» **Exercise brief**:
Return all the lines below in which the string "Ctrl" appears.

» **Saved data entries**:
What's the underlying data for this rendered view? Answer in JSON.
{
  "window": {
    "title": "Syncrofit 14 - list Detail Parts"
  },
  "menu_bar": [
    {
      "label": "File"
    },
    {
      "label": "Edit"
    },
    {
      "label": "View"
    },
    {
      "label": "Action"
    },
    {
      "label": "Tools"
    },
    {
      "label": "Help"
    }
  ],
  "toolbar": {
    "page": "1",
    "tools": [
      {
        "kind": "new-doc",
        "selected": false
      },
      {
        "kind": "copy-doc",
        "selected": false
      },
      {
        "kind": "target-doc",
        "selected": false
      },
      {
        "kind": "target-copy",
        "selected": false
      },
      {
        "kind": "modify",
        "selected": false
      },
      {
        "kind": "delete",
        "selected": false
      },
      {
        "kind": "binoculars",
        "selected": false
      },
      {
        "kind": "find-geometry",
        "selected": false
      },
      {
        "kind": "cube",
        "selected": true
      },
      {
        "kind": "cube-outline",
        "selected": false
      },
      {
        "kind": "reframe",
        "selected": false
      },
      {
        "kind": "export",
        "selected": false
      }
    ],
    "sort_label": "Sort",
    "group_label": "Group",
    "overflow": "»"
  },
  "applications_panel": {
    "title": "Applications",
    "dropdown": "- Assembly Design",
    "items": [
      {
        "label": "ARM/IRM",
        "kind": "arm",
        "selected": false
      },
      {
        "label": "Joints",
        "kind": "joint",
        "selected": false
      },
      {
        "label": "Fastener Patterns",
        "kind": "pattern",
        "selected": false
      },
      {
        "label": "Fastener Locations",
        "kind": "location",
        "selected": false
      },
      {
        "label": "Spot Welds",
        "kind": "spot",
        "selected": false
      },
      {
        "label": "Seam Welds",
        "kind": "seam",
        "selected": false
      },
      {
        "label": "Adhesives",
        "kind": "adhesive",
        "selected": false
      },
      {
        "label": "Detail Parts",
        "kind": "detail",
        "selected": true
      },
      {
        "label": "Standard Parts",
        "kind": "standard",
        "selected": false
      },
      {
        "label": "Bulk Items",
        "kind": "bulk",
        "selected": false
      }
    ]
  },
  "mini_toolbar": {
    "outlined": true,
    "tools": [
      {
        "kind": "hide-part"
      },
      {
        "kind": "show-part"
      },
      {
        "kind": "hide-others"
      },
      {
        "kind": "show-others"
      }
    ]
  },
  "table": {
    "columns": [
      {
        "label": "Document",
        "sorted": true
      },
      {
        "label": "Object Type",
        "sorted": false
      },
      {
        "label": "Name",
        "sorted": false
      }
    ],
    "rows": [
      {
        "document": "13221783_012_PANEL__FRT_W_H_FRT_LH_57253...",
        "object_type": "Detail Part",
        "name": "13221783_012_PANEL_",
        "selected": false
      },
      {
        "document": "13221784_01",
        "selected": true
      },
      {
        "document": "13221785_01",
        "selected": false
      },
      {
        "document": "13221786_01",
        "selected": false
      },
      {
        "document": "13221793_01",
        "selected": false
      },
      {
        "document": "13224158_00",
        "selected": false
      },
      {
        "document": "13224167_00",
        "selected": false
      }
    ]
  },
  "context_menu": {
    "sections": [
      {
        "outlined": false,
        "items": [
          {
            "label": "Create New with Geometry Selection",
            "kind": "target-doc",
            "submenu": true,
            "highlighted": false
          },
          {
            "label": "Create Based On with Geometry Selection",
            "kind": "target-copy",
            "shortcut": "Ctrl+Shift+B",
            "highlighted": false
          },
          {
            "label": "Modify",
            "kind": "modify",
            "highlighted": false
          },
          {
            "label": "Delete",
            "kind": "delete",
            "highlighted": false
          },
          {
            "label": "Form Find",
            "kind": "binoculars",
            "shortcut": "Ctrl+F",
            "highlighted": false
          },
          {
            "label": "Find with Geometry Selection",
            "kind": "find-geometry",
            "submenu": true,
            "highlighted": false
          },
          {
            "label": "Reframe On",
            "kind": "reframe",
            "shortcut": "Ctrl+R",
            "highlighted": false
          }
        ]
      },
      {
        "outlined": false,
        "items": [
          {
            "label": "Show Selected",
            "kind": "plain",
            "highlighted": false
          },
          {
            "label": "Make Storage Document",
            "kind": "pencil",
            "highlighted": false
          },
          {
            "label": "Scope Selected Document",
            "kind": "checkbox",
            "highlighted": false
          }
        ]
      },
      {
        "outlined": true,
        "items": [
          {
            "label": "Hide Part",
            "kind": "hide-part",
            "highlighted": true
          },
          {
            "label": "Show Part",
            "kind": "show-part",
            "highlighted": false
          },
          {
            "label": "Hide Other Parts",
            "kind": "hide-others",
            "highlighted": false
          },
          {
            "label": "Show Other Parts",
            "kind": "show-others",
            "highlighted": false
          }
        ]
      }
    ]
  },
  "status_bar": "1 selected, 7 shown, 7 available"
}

» **Solution for this problem**:
            "shortcut": "Ctrl+Shift+B",
            "shortcut": "Ctrl+F",
            "shortcut": "Ctrl+R",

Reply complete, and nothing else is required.